About this exercise | In the listing below, how many lines include "true"? Give the number and no other text.

>>>>

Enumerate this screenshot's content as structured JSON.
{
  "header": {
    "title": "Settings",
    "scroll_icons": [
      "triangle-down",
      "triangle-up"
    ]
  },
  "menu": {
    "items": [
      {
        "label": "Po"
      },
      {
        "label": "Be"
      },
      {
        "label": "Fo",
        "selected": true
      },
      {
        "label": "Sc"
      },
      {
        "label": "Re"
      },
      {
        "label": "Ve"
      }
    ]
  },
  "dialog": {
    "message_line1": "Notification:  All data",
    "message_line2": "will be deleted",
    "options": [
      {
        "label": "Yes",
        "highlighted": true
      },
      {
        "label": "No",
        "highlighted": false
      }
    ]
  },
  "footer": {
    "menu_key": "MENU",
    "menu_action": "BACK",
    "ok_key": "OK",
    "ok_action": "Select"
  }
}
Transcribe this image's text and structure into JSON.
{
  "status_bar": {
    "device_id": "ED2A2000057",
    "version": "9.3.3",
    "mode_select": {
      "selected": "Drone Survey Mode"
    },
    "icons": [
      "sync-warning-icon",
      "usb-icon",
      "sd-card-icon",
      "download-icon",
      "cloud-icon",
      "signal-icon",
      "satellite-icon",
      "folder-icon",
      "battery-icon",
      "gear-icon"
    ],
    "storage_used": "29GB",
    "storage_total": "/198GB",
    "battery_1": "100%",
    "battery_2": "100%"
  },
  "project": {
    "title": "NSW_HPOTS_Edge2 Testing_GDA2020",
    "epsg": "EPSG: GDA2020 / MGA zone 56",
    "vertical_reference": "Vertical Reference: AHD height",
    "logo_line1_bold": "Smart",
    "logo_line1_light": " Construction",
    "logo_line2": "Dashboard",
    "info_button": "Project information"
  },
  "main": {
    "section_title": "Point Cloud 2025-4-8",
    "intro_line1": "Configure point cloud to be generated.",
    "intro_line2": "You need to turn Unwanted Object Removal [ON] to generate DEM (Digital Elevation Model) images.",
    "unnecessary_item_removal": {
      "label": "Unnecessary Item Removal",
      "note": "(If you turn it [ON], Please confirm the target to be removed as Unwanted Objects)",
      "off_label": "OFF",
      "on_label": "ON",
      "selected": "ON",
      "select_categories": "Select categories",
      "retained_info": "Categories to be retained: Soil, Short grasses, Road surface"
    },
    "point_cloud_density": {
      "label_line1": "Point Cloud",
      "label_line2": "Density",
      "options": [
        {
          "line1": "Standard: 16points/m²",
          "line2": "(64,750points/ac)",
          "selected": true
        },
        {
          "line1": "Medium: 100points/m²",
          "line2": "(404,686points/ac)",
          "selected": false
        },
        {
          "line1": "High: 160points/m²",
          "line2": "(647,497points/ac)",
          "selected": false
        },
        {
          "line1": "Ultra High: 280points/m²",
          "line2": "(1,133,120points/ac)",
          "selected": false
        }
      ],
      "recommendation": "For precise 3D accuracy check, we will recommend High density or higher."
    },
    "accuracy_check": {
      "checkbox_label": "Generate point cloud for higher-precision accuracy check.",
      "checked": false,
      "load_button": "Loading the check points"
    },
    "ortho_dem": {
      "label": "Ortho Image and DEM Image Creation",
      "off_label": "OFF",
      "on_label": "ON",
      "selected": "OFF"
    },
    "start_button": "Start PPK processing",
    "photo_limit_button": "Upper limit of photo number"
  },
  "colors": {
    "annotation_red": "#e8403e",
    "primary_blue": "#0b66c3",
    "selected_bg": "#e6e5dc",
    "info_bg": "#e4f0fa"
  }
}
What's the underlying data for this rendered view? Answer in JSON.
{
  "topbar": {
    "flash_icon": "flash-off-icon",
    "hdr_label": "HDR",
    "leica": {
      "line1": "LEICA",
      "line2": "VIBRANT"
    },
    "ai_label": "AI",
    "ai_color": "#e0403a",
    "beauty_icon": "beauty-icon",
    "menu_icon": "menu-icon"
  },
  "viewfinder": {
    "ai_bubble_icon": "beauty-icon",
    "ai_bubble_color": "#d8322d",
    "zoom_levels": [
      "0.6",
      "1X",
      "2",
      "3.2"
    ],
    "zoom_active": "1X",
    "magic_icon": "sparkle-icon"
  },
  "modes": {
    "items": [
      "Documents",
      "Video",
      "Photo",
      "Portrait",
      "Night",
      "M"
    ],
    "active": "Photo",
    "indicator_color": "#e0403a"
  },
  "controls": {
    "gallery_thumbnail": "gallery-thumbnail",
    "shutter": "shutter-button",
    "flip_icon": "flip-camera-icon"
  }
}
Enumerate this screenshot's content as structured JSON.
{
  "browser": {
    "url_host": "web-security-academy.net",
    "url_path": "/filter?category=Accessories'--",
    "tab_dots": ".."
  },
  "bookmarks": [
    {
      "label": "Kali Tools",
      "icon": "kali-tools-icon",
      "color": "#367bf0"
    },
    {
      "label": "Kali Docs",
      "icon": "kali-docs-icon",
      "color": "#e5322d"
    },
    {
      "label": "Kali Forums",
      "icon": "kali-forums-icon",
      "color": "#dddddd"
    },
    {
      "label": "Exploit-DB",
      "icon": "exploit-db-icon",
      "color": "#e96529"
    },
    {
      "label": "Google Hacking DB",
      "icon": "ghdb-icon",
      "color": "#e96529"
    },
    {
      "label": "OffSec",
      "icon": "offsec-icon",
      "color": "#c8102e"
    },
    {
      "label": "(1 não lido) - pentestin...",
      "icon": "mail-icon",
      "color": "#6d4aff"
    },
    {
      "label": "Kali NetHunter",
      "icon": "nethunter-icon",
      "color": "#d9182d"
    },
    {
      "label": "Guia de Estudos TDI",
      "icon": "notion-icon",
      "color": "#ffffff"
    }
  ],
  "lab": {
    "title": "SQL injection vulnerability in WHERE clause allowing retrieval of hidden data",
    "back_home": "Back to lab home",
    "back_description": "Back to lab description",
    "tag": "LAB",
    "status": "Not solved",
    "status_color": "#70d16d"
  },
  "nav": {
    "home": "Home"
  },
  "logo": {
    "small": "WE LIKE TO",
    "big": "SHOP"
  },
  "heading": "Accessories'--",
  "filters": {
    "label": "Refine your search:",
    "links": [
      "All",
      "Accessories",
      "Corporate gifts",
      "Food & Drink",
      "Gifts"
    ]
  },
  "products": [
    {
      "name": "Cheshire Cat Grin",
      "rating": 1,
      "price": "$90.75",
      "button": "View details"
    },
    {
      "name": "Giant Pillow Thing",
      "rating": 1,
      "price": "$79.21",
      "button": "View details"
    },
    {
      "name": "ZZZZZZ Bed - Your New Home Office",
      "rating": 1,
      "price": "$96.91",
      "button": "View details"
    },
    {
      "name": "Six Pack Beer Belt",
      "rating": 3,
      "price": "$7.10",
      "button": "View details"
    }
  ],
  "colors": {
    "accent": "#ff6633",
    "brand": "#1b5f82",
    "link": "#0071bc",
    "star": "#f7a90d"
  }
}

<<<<

Answer below | 3